The elephant seal project

The research project is focused on behavioural ecology of reproduction of male and female southern elephant seals (Mirounga leonina Linnaeus 1758). We started the project in 1995 and carried on for more than 20 years now, being in the field each year for the whole length of the breeding season, from the end of August to the beginning of December in the early years of the projects, and 7-8 months in recent years. We expect to continue field work this year, and our plan is to carry on the research in the long term, to be able to track the life histories of many individuals for their whole life. The Mirounga genus comprises two species, the northern elephant seal (M. angustirostris), who inhabits the cost of California, and the southern. Southern elephant seals have a circumantarctic distribution, with populations grouped in three main stocks (South Georgia, Kerguelen, and Macquairie).

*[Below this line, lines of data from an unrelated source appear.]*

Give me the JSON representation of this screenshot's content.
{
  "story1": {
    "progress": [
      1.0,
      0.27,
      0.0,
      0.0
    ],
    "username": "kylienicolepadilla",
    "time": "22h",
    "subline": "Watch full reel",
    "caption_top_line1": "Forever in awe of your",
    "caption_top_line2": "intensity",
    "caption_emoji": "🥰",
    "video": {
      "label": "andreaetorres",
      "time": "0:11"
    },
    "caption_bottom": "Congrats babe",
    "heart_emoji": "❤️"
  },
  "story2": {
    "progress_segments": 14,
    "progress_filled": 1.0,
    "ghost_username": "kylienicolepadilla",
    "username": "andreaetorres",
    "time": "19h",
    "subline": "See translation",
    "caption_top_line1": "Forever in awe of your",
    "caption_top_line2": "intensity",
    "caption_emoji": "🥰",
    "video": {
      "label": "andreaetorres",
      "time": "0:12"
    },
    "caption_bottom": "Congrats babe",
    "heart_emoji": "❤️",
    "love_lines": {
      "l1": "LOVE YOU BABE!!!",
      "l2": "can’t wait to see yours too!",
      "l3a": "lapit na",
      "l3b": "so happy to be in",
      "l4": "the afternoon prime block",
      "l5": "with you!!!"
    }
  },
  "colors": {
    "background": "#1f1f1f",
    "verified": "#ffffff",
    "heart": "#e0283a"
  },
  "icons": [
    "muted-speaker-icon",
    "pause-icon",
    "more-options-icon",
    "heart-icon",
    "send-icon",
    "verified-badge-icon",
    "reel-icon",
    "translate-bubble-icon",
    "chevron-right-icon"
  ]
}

The elephant seal population of the Falklands is part of the South Georgia stock, which includes South Georgia, the South Orkney Islands, King George Island, Gough Island and the Valdes Peninsula. The Falklands population could provide a link between the two larger populations of the breeding stock, namely those of South Georgia and the Valdes Peninsula, but it appears to be almost isolated from these two populations during the breeding season. Map of South Georgia stock Our research area is Sea Lion Island (52° 26' S; 59° 05' W), the main breeding site of elephant seals in the Falkland Islands. We are also collecting a lot of information about the general biology of the population, and we are trying to put together information about elephant seals in the rest of the Falklands.
Sea Lion Island shelter a small, localized population of elephant seals, that we are studying in great detail by marking almost all breeding individuals every season, by spending a large amount of time in the field doing behavioural observations, and by using a mixture of different techniques to gather accurate measurements of different aspects of individual phenotype of males and females.

The field work carried on until now resulted in: